In the Glass

When planted on cool sites, Chardonnay flavors tend towards grapefruit, lemon zest, green apple, celery leaf and wet flint, while warmer locations coax out richer, more tropical flavors of melon, peach and pineapple. Oak can add notes of vanilla, coconut and spice, while malolactic fermentation imparts a soft and creamy texture.

Perfect Pairings

Chardonnay is as versatile at the table as it is in the vineyard. The crisp, clean, Chablis-like styles go well with flaky white fish with herbs, scallops, turkey breast and soft cheeses. Richer Chardonnays marry well with lobster, crab, salmon, roasted chicken and creamy sauces.

Sommelier Secret

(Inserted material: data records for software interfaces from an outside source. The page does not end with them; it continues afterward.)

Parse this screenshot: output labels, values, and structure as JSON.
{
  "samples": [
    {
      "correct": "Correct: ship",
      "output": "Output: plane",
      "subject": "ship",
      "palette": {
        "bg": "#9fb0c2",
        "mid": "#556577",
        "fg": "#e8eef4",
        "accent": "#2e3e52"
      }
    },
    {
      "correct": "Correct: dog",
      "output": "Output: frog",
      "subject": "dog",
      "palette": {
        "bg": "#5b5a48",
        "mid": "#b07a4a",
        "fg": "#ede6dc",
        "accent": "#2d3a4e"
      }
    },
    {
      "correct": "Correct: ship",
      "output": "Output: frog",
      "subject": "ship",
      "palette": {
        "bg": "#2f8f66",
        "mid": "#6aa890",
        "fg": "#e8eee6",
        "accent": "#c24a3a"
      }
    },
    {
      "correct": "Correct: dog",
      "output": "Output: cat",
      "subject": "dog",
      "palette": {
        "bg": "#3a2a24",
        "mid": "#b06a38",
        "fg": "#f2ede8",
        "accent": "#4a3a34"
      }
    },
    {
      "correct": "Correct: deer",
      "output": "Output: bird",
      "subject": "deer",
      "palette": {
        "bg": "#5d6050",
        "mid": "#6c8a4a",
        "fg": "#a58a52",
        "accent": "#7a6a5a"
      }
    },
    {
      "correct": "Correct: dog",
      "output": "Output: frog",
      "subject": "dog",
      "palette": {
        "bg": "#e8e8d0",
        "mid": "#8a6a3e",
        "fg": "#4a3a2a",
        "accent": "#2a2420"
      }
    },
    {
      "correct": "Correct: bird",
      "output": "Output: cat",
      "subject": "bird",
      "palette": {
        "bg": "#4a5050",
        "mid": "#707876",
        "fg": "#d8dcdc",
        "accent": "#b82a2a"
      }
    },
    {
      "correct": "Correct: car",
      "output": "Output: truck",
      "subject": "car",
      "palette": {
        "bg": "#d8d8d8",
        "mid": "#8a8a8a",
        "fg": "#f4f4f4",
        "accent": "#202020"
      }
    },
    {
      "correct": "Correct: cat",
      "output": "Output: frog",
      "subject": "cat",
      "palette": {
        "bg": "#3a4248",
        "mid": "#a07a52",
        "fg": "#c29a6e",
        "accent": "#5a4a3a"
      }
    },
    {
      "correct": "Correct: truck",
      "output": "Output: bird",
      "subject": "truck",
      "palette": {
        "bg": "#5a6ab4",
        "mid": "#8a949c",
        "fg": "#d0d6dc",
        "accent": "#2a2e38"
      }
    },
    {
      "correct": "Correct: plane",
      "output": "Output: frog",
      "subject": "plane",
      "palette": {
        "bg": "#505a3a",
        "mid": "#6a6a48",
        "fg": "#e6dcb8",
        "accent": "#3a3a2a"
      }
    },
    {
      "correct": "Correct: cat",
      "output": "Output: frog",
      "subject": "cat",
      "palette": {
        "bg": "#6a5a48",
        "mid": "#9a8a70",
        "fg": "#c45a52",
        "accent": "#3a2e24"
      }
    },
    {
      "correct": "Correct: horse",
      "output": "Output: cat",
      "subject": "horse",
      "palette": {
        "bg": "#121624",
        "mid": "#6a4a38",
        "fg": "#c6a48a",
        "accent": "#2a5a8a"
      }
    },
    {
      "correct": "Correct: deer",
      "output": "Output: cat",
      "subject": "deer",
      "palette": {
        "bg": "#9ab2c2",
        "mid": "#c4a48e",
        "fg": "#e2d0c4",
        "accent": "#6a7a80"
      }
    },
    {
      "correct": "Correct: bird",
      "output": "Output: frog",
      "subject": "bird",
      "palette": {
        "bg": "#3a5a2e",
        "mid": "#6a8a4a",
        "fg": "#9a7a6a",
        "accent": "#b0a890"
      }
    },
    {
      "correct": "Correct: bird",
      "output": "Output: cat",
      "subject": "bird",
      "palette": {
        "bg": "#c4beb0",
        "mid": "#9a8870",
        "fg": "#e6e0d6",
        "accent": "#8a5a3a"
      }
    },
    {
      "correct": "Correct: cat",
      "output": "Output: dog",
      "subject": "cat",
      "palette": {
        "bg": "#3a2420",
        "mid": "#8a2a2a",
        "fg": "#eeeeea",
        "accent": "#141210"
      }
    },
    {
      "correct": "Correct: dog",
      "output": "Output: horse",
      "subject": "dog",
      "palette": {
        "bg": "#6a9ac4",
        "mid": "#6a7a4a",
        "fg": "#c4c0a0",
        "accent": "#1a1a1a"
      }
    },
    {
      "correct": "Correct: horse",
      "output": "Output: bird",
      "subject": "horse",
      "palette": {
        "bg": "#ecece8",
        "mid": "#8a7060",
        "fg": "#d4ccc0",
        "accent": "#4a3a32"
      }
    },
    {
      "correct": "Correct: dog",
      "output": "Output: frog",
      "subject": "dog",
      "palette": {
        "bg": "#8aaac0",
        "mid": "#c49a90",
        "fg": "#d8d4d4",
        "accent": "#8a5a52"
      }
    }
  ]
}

Since the 1990s, big, oaky, buttery Chardonnays from California have enjoyed explosive popularity. More recently, the pendulum has begun to swing in the opposite direction, towards a clean, crisp style that rarely utilizes new oak. In Burgundy, the subregion of Chablis, while typically employing the use of older oak barrels, produces a similar bright and acid-driven style. Anyone who doesn't like oaky Chardonnay would likely enjoy its lighter style.

YNG290195_2014 Item# 415331